The winding itself is done with No. 26 Formvar insulated wire two one pound spools (splice them together and keep the solder joint as small as possible) will give you a 2000 turn, tightly spaced coil covering 34 1/2" of the coil form. There should be extra space between the ends of the winding and the ends of the form.

The lower end of the coil is terminated at a 1" feedthrough insulator installed in the side of the form, the top end of the coil at a 4 1/2" feedthrough mounted to the top end of the form. Make the end covers of wood or phenolic discs cut to the inside diameter of the coil form, and mount them in place with nylon screws (metal screws at the top end would produce corona discharges which could burn the coil form). Alternatively, the top coil cover can be cemented in place with epoxy cement if a sturdy coil form is used. The coil is attached to the base with a 3/8" bolt.

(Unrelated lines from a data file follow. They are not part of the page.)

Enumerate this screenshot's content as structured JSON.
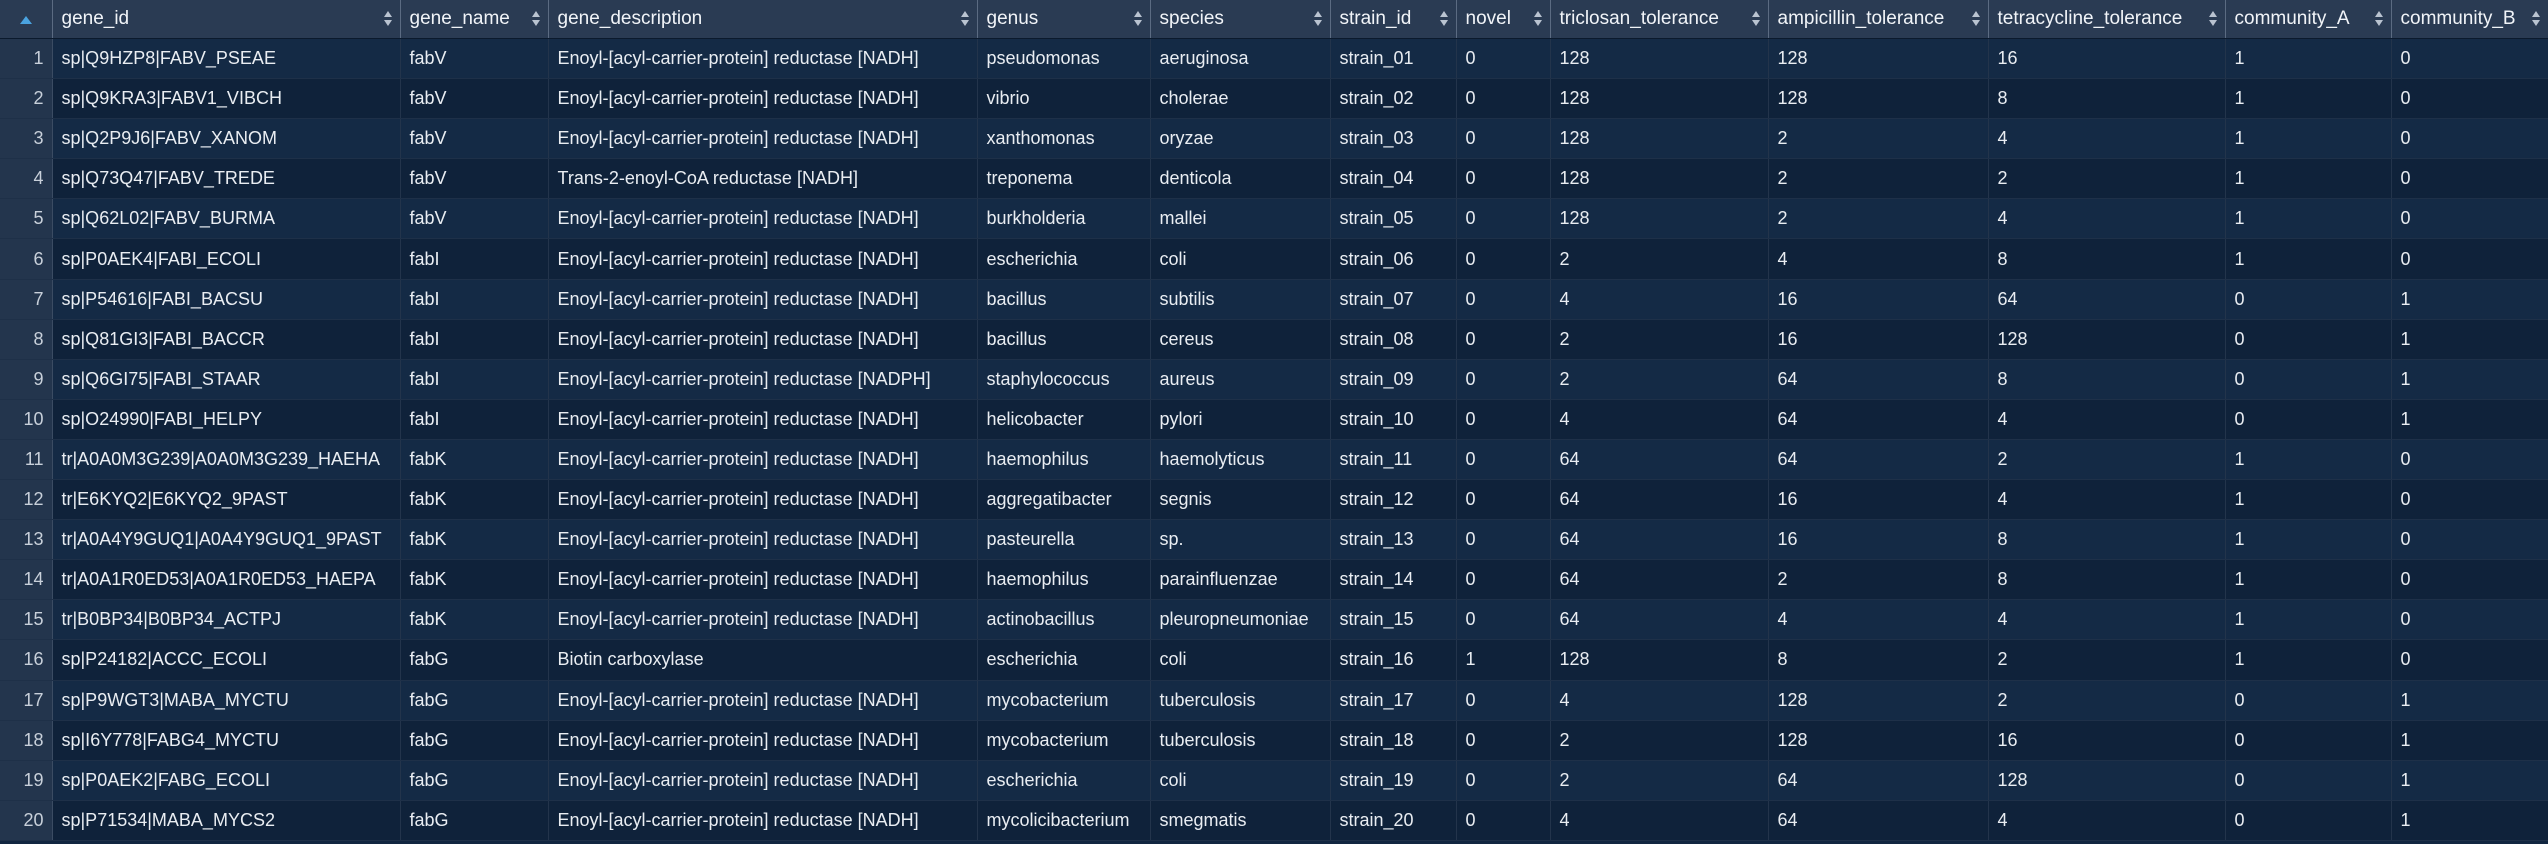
{
  "columns": [
    {
      "key": "gene_id",
      "label": "gene_id"
    },
    {
      "key": "gene_name",
      "label": "gene_name"
    },
    {
      "key": "gene_description",
      "label": "gene_description"
    },
    {
      "key": "genus",
      "label": "genus"
    },
    {
      "key": "species",
      "label": "species"
    },
    {
      "key": "strain_id",
      "label": "strain_id"
    },
    {
      "key": "novel",
      "label": "novel"
    },
    {
      "key": "triclosan_tolerance",
      "label": "triclosan_tolerance"
    },
    {
      "key": "ampicillin_tolerance",
      "label": "ampicillin_tolerance"
    },
    {
      "key": "tetracycline_tolerance",
      "label": "tetracycline_tolerance"
    },
    {
      "key": "community_A",
      "label": "community_A"
    },
    {
      "key": "community_B",
      "label": "community_B"
    }
  ],
  "rows": [
    {
      "n": "1",
      "gene_id": "sp|Q9HZP8|FABV_PSEAE",
      "gene_name": "fabV",
      "gene_description": "Enoyl-[acyl-carrier-protein] reductase [NADH]",
      "genus": "pseudomonas",
      "species": "aeruginosa",
      "strain_id": "strain_01",
      "novel": "0",
      "triclosan_tolerance": "128",
      "ampicillin_tolerance": "128",
      "tetracycline_tolerance": "16",
      "community_A": "1",
      "community_B": "0"
    },
    {
      "n": "2",
      "gene_id": "sp|Q9KRA3|FABV1_VIBCH",
      "gene_name": "fabV",
      "gene_description": "Enoyl-[acyl-carrier-protein] reductase [NADH]",
      "genus": "vibrio",
      "species": "cholerae",
      "strain_id": "strain_02",
      "novel": "0",
      "triclosan_tolerance": "128",
      "ampicillin_tolerance": "128",
      "tetracycline_tolerance": "8",
      "community_A": "1",
      "community_B": "0"
    },
    {
      "n": "3",
      "gene_id": "sp|Q2P9J6|FABV_XANOM",
      "gene_name": "fabV",
      "gene_description": "Enoyl-[acyl-carrier-protein] reductase [NADH]",
      "genus": "xanthomonas",
      "species": "oryzae",
      "strain_id": "strain_03",
      "novel": "0",
      "triclosan_tolerance": "128",
      "ampicillin_tolerance": "2",
      "tetracycline_tolerance": "4",
      "community_A": "1",
      "community_B": "0"
    },
    {
      "n": "4",
      "gene_id": "sp|Q73Q47|FABV_TREDE",
      "gene_name": "fabV",
      "gene_description": "Trans-2-enoyl-CoA reductase [NADH]",
      "genus": "treponema",
      "species": "denticola",
      "strain_id": "strain_04",
      "novel": "0",
      "triclosan_tolerance": "128",
      "ampicillin_tolerance": "2",
      "tetracycline_tolerance": "2",
      "community_A": "1",
      "community_B": "0"
    },
    {
      "n": "5",
      "gene_id": "sp|Q62L02|FABV_BURMA",
      "gene_name": "fabV",
      "gene_description": "Enoyl-[acyl-carrier-protein] reductase [NADH]",
      "genus": "burkholderia",
      "species": "mallei",
      "strain_id": "strain_05",
      "novel": "0",
      "triclosan_tolerance": "128",
      "ampicillin_tolerance": "2",
      "tetracycline_tolerance": "4",
      "community_A": "1",
      "community_B": "0"
    },
    {
      "n": "6",
      "gene_id": "sp|P0AEK4|FABI_ECOLI",
      "gene_name": "fabI",
      "gene_description": "Enoyl-[acyl-carrier-protein] reductase [NADH]",
      "genus": "escherichia",
      "species": "coli",
      "strain_id": "strain_06",
      "novel": "0",
      "triclosan_tolerance": "2",
      "ampicillin_tolerance": "4",
      "tetracycline_tolerance": "8",
      "community_A": "1",
      "community_B": "0"
    },
    {
      "n": "7",
      "gene_id": "sp|P54616|FABI_BACSU",
      "gene_name": "fabI",
      "gene_description": "Enoyl-[acyl-carrier-protein] reductase [NADH]",
      "genus": "bacillus",
      "species": "subtilis",
      "strain_id": "strain_07",
      "novel": "0",
      "triclosan_tolerance": "4",
      "ampicillin_tolerance": "16",
      "tetracycline_tolerance": "64",
      "community_A": "0",
      "community_B": "1"
    },
    {
      "n": "8",
      "gene_id": "sp|Q81GI3|FABI_BACCR",
      "gene_name": "fabI",
      "gene_description": "Enoyl-[acyl-carrier-protein] reductase [NADH]",
      "genus": "bacillus",
      "species": "cereus",
      "strain_id": "strain_08",
      "novel": "0",
      "triclosan_tolerance": "2",
      "ampicillin_tolerance": "16",
      "tetracycline_tolerance": "128",
      "community_A": "0",
      "community_B": "1"
    },
    {
      "n": "9",
      "gene_id": "sp|Q6GI75|FABI_STAAR",
      "gene_name": "fabI",
      "gene_description": "Enoyl-[acyl-carrier-protein] reductase [NADPH]",
      "genus": "staphylococcus",
      "species": "aureus",
      "strain_id": "strain_09",
      "novel": "0",
      "triclosan_tolerance": "2",
      "ampicillin_tolerance": "64",
      "tetracycline_tolerance": "8",
      "community_A": "0",
      "community_B": "1"
    },
    {
      "n": "10",
      "gene_id": "sp|O24990|FABI_HELPY",
      "gene_name": "fabI",
      "gene_description": "Enoyl-[acyl-carrier-protein] reductase [NADH]",
      "genus": "helicobacter",
      "species": "pylori",
      "strain_id": "strain_10",
      "novel": "0",
      "triclosan_tolerance": "4",
      "ampicillin_tolerance": "64",
      "tetracycline_tolerance": "4",
      "community_A": "0",
      "community_B": "1"
    },
    {
      "n": "11",
      "gene_id": "tr|A0A0M3G239|A0A0M3G239_HAEHA",
      "gene_name": "fabK",
      "gene_description": "Enoyl-[acyl-carrier-protein] reductase [NADH]",
      "genus": "haemophilus",
      "species": "haemolyticus",
      "strain_id": "strain_11",
      "novel": "0",
      "triclosan_tolerance": "64",
      "ampicillin_tolerance": "64",
      "tetracycline_tolerance": "2",
      "community_A": "1",
      "community_B": "0"
    },
    {
      "n": "12",
      "gene_id": "tr|E6KYQ2|E6KYQ2_9PAST",
      "gene_name": "fabK",
      "gene_description": "Enoyl-[acyl-carrier-protein] reductase [NADH]",
      "genus": "aggregatibacter",
      "species": "segnis",
      "strain_id": "strain_12",
      "novel": "0",
      "triclosan_tolerance": "64",
      "ampicillin_tolerance": "16",
      "tetracycline_tolerance": "4",
      "community_A": "1",
      "community_B": "0"
    },
    {
      "n": "13",
      "gene_id": "tr|A0A4Y9GUQ1|A0A4Y9GUQ1_9PAST",
      "gene_name": "fabK",
      "gene_description": "Enoyl-[acyl-carrier-protein] reductase [NADH]",
      "genus": "pasteurella",
      "species": "sp.",
      "strain_id": "strain_13",
      "novel": "0",
      "triclosan_tolerance": "64",
      "ampicillin_tolerance": "16",
      "tetracycline_tolerance": "8",
      "community_A": "1",
      "community_B": "0"
    },
    {
      "n": "14",
      "gene_id": "tr|A0A1R0ED53|A0A1R0ED53_HAEPA",
      "gene_name": "fabK",
      "gene_description": "Enoyl-[acyl-carrier-protein] reductase [NADH]",
      "genus": "haemophilus",
      "species": "parainfluenzae",
      "strain_id": "strain_14",
      "novel": "0",
      "triclosan_tolerance": "64",
      "ampicillin_tolerance": "2",
      "tetracycline_tolerance": "8",
      "community_A": "1",
      "community_B": "0"
    },
    {
      "n": "15",
      "gene_id": "tr|B0BP34|B0BP34_ACTPJ",
      "gene_name": "fabK",
      "gene_description": "Enoyl-[acyl-carrier-protein] reductase [NADH]",
      "genus": "actinobacillus",
      "species": "pleuropneumoniae",
      "strain_id": "strain_15",
      "novel": "0",
      "triclosan_tolerance": "64",
      "ampicillin_tolerance": "4",
      "tetracycline_tolerance": "4",
      "community_A": "1",
      "community_B": "0"
    },
    {
      "n": "16",
      "gene_id": "sp|P24182|ACCC_ECOLI",
      "gene_name": "fabG",
      "gene_description": "Biotin carboxylase",
      "genus": "escherichia",
      "species": "coli",
      "strain_id": "strain_16",
      "novel": "1",
      "triclosan_tolerance": "128",
      "ampicillin_tolerance": "8",
      "tetracycline_tolerance": "2",
      "community_A": "1",
      "community_B": "0"
    },
    {
      "n": "17",
      "gene_id": "sp|P9WGT3|MABA_MYCTU",
      "gene_name": "fabG",
      "gene_description": "Enoyl-[acyl-carrier-protein] reductase [NADH]",
      "genus": "mycobacterium",
      "species": "tuberculosis",
      "strain_id": "strain_17",
      "novel": "0",
      "triclosan_tolerance": "4",
      "ampicillin_tolerance": "128",
      "tetracycline_tolerance": "2",
      "community_A": "0",
      "community_B": "1"
    },
    {
      "n": "18",
      "gene_id": "sp|I6Y778|FABG4_MYCTU",
      "gene_name": "fabG",
      "gene_description": "Enoyl-[acyl-carrier-protein] reductase [NADH]",
      "genus": "mycobacterium",
      "species": "tuberculosis",
      "strain_id": "strain_18",
      "novel": "0",
      "triclosan_tolerance": "2",
      "ampicillin_tolerance": "128",
      "tetracycline_tolerance": "16",
      "community_A": "0",
      "community_B": "1"
    },
    {
      "n": "19",
      "gene_id": "sp|P0AEK2|FABG_ECOLI",
      "gene_name": "fabG",
      "gene_description": "Enoyl-[acyl-carrier-protein] reductase [NADH]",
      "genus": "escherichia",
      "species": "coli",
      "strain_id": "strain_19",
      "novel": "0",
      "triclosan_tolerance": "2",
      "ampicillin_tolerance": "64",
      "tetracycline_tolerance": "128",
      "community_A": "0",
      "community_B": "1"
    },
    {
      "n": "20",
      "gene_id": "sp|P71534|MABA_MYCS2",
      "gene_name": "fabG",
      "gene_description": "Enoyl-[acyl-carrier-protein] reductase [NADH]",
      "genus": "mycolicibacterium",
      "species": "smegmatis",
      "strain_id": "strain_20",
      "novel": "0",
      "triclosan_tolerance": "4",
      "ampicillin_tolerance": "64",
      "tetracycline_tolerance": "4",
      "community_A": "0",
      "community_B": "1"
    }
  ]
}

Winding the coil is not as difficult as it appears, and when completed, the entire winding should be sprayed with acrylic plastic for added insulation, moisture protection, and to keep the windings in place. You can't overdo this.

BUILDING THE PRIMARY: As shown in the figure, the form for L1 is made with polystyrene rods and sheeting. While the plastic has excellent insulating qualities and looks good, wood or even cardboard may be used. The form should have an outside diameter of at least 9" to avoid arc-over between L1 and L2. The coil itself (L1) consists of 20 turns of heavy test prod wire.

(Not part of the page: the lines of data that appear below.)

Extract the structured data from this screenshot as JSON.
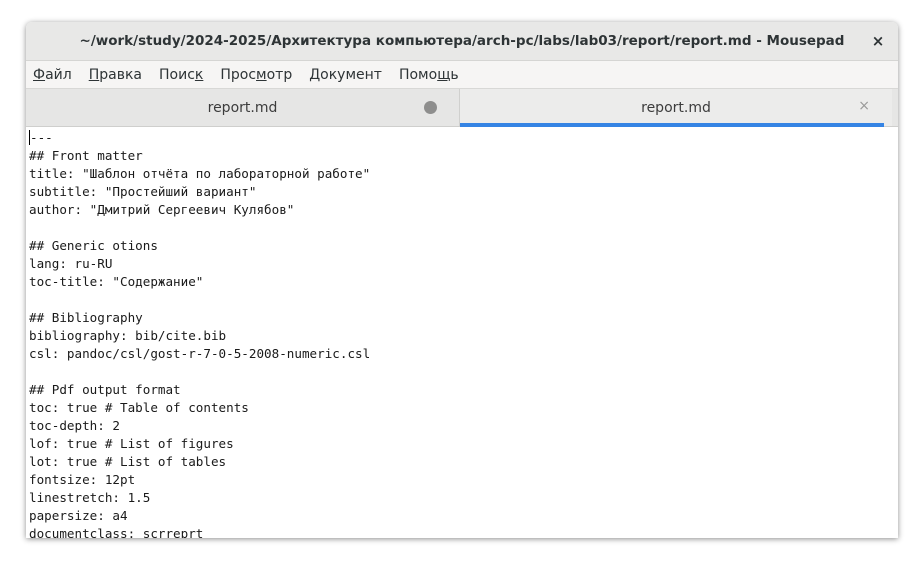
{
  "window": {
    "title": "~/work/study/2024-2025/Архитектура компьютера/arch-pc/labs/lab03/report/report.md - Mousepad",
    "close_glyph": "×"
  },
  "menu": [
    {
      "accel": "Ф",
      "rest": "айл",
      "pre": ""
    },
    {
      "accel": "П",
      "rest": "равка",
      "pre": ""
    },
    {
      "pre": "Поис",
      "accel": "к",
      "rest": ""
    },
    {
      "pre": "Прос",
      "accel": "м",
      "rest": "отр"
    },
    {
      "pre": "",
      "accel": "Д",
      "rest": "окумент"
    },
    {
      "pre": "Помо",
      "accel": "щ",
      "rest": "ь"
    }
  ],
  "tabs": [
    {
      "label": "report.md",
      "state": "modified"
    },
    {
      "label": "report.md",
      "state": "active",
      "close_glyph": "×"
    }
  ],
  "editor": {
    "lines": [
      "---",
      "## Front matter",
      "title: \"Шаблон отчёта по лабораторной работе\"",
      "subtitle: \"Простейший вариант\"",
      "author: \"Дмитрий Сергеевич Кулябов\"",
      "",
      "## Generic otions",
      "lang: ru-RU",
      "toc-title: \"Содержание\"",
      "",
      "## Bibliography",
      "bibliography: bib/cite.bib",
      "csl: pandoc/csl/gost-r-7-0-5-2008-numeric.csl",
      "",
      "## Pdf output format",
      "toc: true # Table of contents",
      "toc-depth: 2",
      "lof: true # List of figures",
      "lot: true # List of tables",
      "fontsize: 12pt",
      "linestretch: 1.5",
      "papersize: a4",
      "documentclass: scrreprt"
    ]
  },
  "colors": {
    "accent": "#3584e4",
    "titlebar": "#e8e8e7",
    "menubar": "#f6f5f4"
  }
}
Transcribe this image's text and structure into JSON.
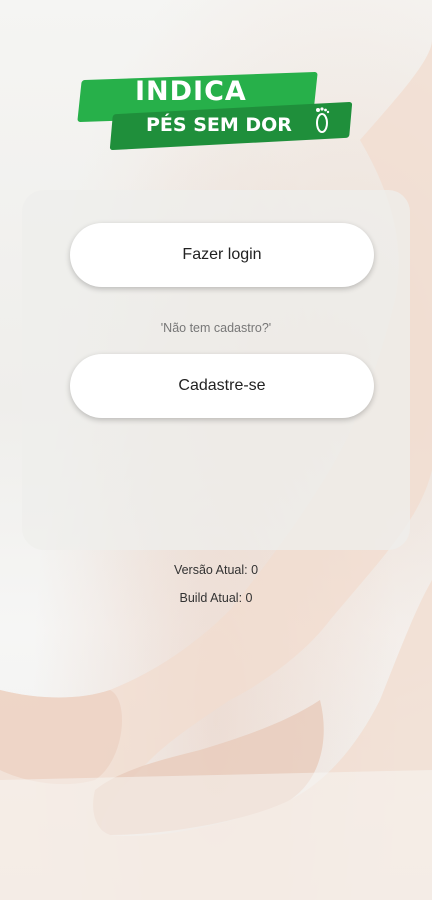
{
  "brand": {
    "line1": "INDICA",
    "line2": "PÉS SEM DOR",
    "icon": "foot-icon",
    "colors": {
      "primary": "#27b04a",
      "secondary": "#1f8f3b"
    }
  },
  "auth": {
    "login_label": "Fazer login",
    "signup_prompt": "'Não tem cadastro?'",
    "signup_label": "Cadastre-se"
  },
  "app_info": {
    "version": "Versão Atual: 0",
    "build": "Build Atual: 0"
  }
}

SPARK GAP: The spark gap is simply two ordinary binding posts mounted on stand-off insulators. In turn, these are mounted on a phenolic base measuring 3/8" x 2 1/4" 6". The electrodes are brass and copper rods with a gap on the order of 1" between them. This distance will vary slightly depending on the size of the capacitor C1.

FABRICATING THE CAPACITOR: The capacitor consists of two 10 1/2" x 23 1/2" "sheets of tin cemented to a 15" x 28" piece of window glass. Actual dimension may be altered to vary capacitance. Although an aluminum foil can be used for the capacitor plates, tin may be used so that connecting leads could be soldered directly to them. If you use aluminum foil, a fairly good connection can be had by making leads of 1/2" wide aluminum foil strips and taping them down to the electrodes. Glass is an excellent dielectric material for this application since it has an extremely high puncture voltage and high dielectric constan. A border of glass is left around the capacitor plates about 1 1/2" wide. The calculated capacity of C1 is approximately 3.2 nF.

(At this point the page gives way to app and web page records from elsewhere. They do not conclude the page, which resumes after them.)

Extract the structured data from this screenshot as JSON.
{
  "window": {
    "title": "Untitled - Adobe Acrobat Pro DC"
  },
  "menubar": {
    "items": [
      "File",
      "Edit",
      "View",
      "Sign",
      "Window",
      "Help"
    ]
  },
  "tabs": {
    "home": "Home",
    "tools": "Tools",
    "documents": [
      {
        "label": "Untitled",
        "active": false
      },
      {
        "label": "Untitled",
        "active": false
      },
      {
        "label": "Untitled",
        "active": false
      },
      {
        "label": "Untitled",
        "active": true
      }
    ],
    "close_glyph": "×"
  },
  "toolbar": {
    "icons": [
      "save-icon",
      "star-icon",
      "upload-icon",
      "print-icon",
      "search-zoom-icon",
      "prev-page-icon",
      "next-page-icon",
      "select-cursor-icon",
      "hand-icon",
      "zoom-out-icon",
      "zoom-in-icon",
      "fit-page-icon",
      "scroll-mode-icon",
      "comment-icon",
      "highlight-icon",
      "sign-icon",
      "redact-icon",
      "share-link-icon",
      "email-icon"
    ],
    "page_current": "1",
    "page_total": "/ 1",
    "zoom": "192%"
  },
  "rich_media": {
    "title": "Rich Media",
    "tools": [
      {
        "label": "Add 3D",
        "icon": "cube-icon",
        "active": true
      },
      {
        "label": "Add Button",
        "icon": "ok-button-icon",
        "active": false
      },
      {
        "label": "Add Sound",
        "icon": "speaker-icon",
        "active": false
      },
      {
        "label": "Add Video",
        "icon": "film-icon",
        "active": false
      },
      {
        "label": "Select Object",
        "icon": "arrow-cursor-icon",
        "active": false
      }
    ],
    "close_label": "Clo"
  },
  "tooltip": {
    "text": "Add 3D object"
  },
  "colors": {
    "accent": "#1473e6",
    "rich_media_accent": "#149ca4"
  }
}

TESTING AND OPERATION: CAUTION! Adjustments to the Tesla Coil, and specifically to the spark gap, should be made only when the unit is OFF. Although the output voltage of the Tesla Coil may be on the order of .1 and .3 Megavolts, the current capacity is only hundreds of microamps. This current can inflict a nasty shock and r.f. burns, however.

Use EXTREME CAUTION around the neon transformer. It delivers 12,000 volts at 30 m.a., and this voltage could be lethal under certain conditions. Again, be sure the plug is out when you make adjustments.

To adjust the spark gap, first open it to about 1 1/2"; it will not fire at this point. Gradually move the electrodes together - unplugging the unit each time you adjust the gap until the point is reached where the gap "fires."

To increase the output voltage, simply construct one or two or more capacitors and them across parallel With C1. three capacitors 250,000 volts should be attained; however, with one capacitor and 100 - 150 KV's, a practical and safer demonstration model can be had. A pamphlet of useful demonstrations and experiments is on file at the IEEE Student Branch at UCCS.